The answer should match the entries that follow exactly, except that no image appears in it.

[Records contained in a dataset]
• • • • •

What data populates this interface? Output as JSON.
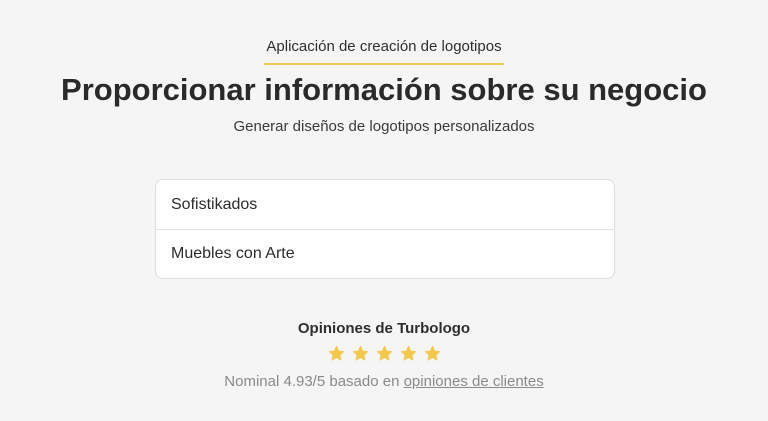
{
  "header": {
    "eyebrow": "Aplicación de creación de logotipos",
    "title": "Proporcionar información sobre su negocio",
    "subtitle": "Generar diseños de logotipos personalizados"
  },
  "form": {
    "business_name": "Sofistikados",
    "business_slogan": "Muebles con Arte"
  },
  "reviews": {
    "title": "Opiniones de Turbologo",
    "stars": 5,
    "star_icon": "star-icon",
    "star_color": "#f2c94c",
    "rating_prefix": "Nominal 4.93/5 basado en",
    "rating_link": "opiniones de clientes"
  },
  "colors": {
    "accent": "#f2c94c",
    "background": "#f5f5f5"
  }
}
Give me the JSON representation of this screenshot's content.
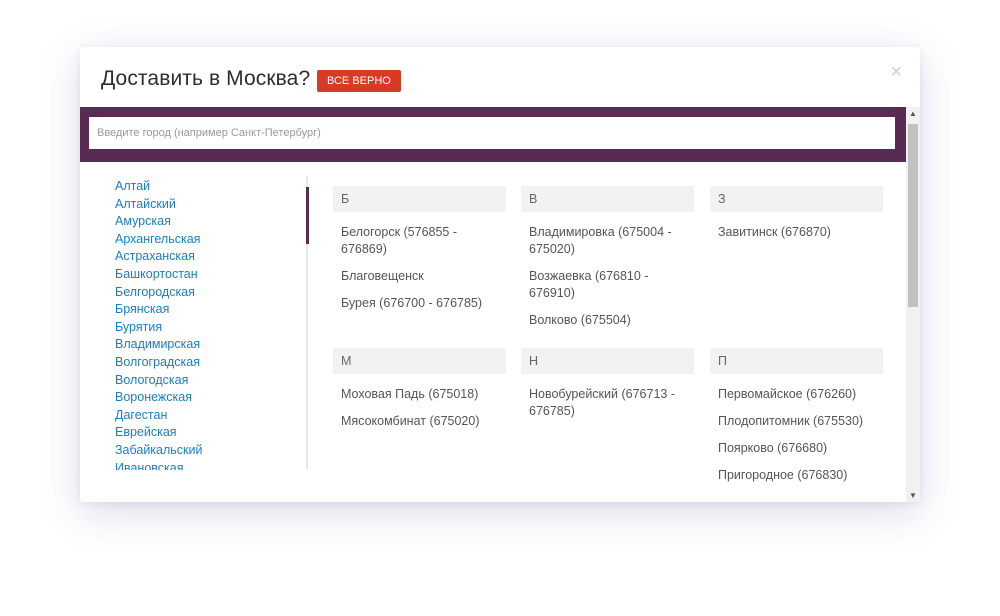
{
  "modal": {
    "title": "Доставить в Москва?",
    "confirm_label": "ВСЕ ВЕРНО",
    "close_icon": "×"
  },
  "search": {
    "placeholder": "Введите город (например Санкт-Петербург)",
    "value": ""
  },
  "regions": [
    "Алтай",
    "Алтайский",
    "Амурская",
    "Архангельская",
    "Астраханская",
    "Башкортостан",
    "Белгородская",
    "Брянская",
    "Бурятия",
    "Владимирская",
    "Волгоградская",
    "Вологодская",
    "Воронежская",
    "Дагестан",
    "Еврейская",
    "Забайкальский",
    "Ивановская"
  ],
  "groups": [
    {
      "letter": "Б",
      "cities": [
        "Белогорск (576855 - 676869)",
        "Благовещенск",
        "Бурея (676700 - 676785)"
      ]
    },
    {
      "letter": "В",
      "cities": [
        "Владимировка (675004 - 675020)",
        "Возжаевка (676810 - 676910)",
        "Волково (675504)"
      ]
    },
    {
      "letter": "З",
      "cities": [
        "Завитинск (676870)"
      ]
    },
    {
      "letter": "М",
      "cities": [
        "Моховая Падь (675018)",
        "Мясокомбинат (675020)"
      ]
    },
    {
      "letter": "Н",
      "cities": [
        "Новобурейский (676713 - 676785)"
      ]
    },
    {
      "letter": "П",
      "cities": [
        "Первомайское (676260)",
        "Плодопитомник (675530)",
        "Поярково (676680)",
        "Пригородное (676830)"
      ]
    }
  ],
  "colors": {
    "accent_purple": "#5a2b52",
    "confirm_red": "#d83a26",
    "link_blue": "#1a7ec6"
  },
  "icons": {
    "close": "close-icon",
    "scroll_up": "chevron-up-icon",
    "scroll_down": "chevron-down-icon"
  }
}
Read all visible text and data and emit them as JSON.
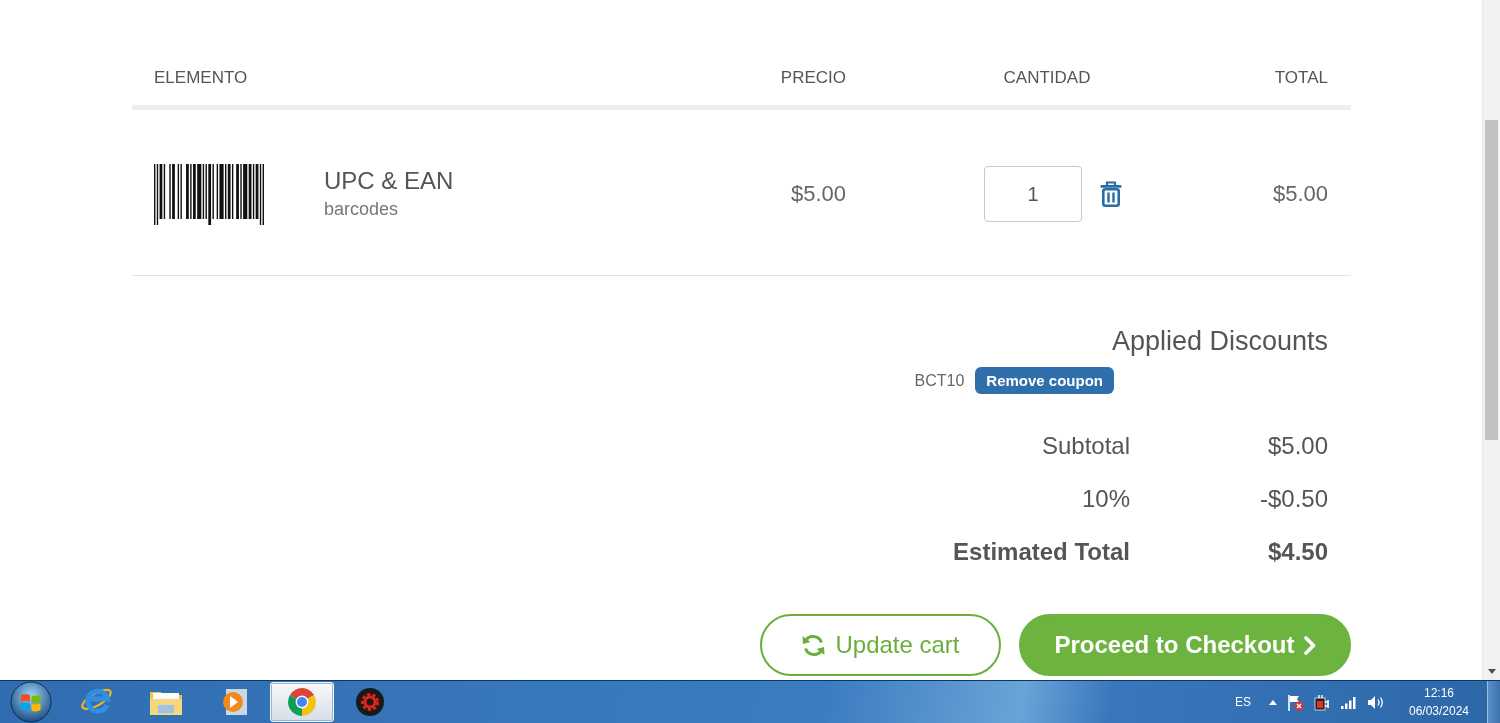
{
  "cart": {
    "columns": [
      "ELEMENTO",
      "PRECIO",
      "CANTIDAD",
      "TOTAL"
    ],
    "items": [
      {
        "name": "UPC & EAN",
        "category": "barcodes",
        "price": "$5.00",
        "quantity": "1",
        "total": "$5.00"
      }
    ]
  },
  "discounts": {
    "title": "Applied Discounts",
    "coupons": [
      {
        "code": "BCT10",
        "action": "Remove coupon"
      }
    ]
  },
  "summary": [
    {
      "label": "Subtotal",
      "value": "$5.00",
      "kind": "normal"
    },
    {
      "label": "10%",
      "value": "-$0.50",
      "kind": "normal"
    },
    {
      "label": "Estimated Total",
      "value": "$4.50",
      "kind": "total"
    }
  ],
  "actions": [
    {
      "label": "Update cart",
      "kind": "secondary"
    },
    {
      "label": "Proceed to Checkout",
      "kind": "primary"
    }
  ],
  "taskbar": {
    "apps": [
      {
        "kind": "letter",
        "selected": false
      },
      {
        "kind": "folder",
        "selected": false
      },
      {
        "kind": "player",
        "selected": false
      },
      {
        "kind": "wheel",
        "selected": true
      },
      {
        "kind": "gear",
        "selected": false
      }
    ],
    "tray": {
      "language": "ES",
      "time": "12:16",
      "date": "06/03/2024"
    }
  }
}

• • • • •

§ EXERCISE SOLUTION:
What data populates this interface? Output as JSON.
{
  "header": {
    "eyebrow": "Aplicación de creación de logotipos",
    "title": "Proporcionar información sobre su negocio",
    "subtitle": "Generar diseños de logotipos personalizados"
  },
  "form": {
    "business_name": "Sofistikados",
    "business_slogan": "Muebles con Arte"
  },
  "reviews": {
    "title": "Opiniones de Turbologo",
    "stars": 5,
    "star_icon": "star-icon",
    "star_color": "#f2c94c",
    "rating_prefix": "Nominal 4.93/5 basado en",
    "rating_link": "opiniones de clientes"
  },
  "colors": {
    "accent": "#f2c94c",
    "background": "#f5f5f5"
  }
}
Give me the JSON representation of this screenshot's content.
{
  "modal": {
    "title": "Доставить в Москва?",
    "confirm_label": "ВСЕ ВЕРНО",
    "close_icon": "×"
  },
  "search": {
    "placeholder": "Введите город (например Санкт-Петербург)",
    "value": ""
  },
  "regions": [
    "Алтай",
    "Алтайский",
    "Амурская",
    "Архангельская",
    "Астраханская",
    "Башкортостан",
    "Белгородская",
    "Брянская",
    "Бурятия",
    "Владимирская",
    "Волгоградская",
    "Вологодская",
    "Воронежская",
    "Дагестан",
    "Еврейская",
    "Забайкальский",
    "Ивановская"
  ],
  "groups": [
    {
      "letter": "Б",
      "cities": [
        "Белогорск (576855 - 676869)",
        "Благовещенск",
        "Бурея (676700 - 676785)"
      ]
    },
    {
      "letter": "В",
      "cities": [
        "Владимировка (675004 - 675020)",
        "Возжаевка (676810 - 676910)",
        "Волково (675504)"
      ]
    },
    {
      "letter": "З",
      "cities": [
        "Завитинск (676870)"
      ]
    },
    {
      "letter": "М",
      "cities": [
        "Моховая Падь (675018)",
        "Мясокомбинат (675020)"
      ]
    },
    {
      "letter": "Н",
      "cities": [
        "Новобурейский (676713 - 676785)"
      ]
    },
    {
      "letter": "П",
      "cities": [
        "Первомайское (676260)",
        "Плодопитомник (675530)",
        "Поярково (676680)",
        "Пригородное (676830)"
      ]
    }
  ],
  "colors": {
    "accent_purple": "#5a2b52",
    "confirm_red": "#d83a26",
    "link_blue": "#1a7ec6"
  },
  "icons": {
    "close": "close-icon",
    "scroll_up": "chevron-up-icon",
    "scroll_down": "chevron-down-icon"
  }
}
Read all visible text and data and emit them as JSON.
{
  "cart": {
    "columns": [
      "ELEMENTO",
      "PRECIO",
      "CANTIDAD",
      "TOTAL"
    ],
    "items": [
      {
        "name": "UPC & EAN",
        "category": "barcodes",
        "price": "$5.00",
        "quantity": "1",
        "total": "$5.00"
      }
    ]
  },
  "discounts": {
    "title": "Applied Discounts",
    "coupons": [
      {
        "code": "BCT10",
        "action": "Remove coupon"
      }
    ]
  },
  "summary": [
    {
      "label": "Subtotal",
      "value": "$5.00",
      "kind": "normal"
    },
    {
      "label": "10%",
      "value": "-$0.50",
      "kind": "normal"
    },
    {
      "label": "Estimated Total",
      "value": "$4.50",
      "kind": "total"
    }
  ],
  "actions": [
    {
      "label": "Update cart",
      "kind": "secondary"
    },
    {
      "label": "Proceed to Checkout",
      "kind": "primary"
    }
  ],
  "taskbar": {
    "apps": [
      {
        "kind": "letter",
        "selected": false
      },
      {
        "kind": "folder",
        "selected": false
      },
      {
        "kind": "player",
        "selected": false
      },
      {
        "kind": "wheel",
        "selected": true
      },
      {
        "kind": "gear",
        "selected": false
      }
    ],
    "tray": {
      "language": "ES",
      "time": "12:16",
      "date": "06/03/2024"
    }
  }
}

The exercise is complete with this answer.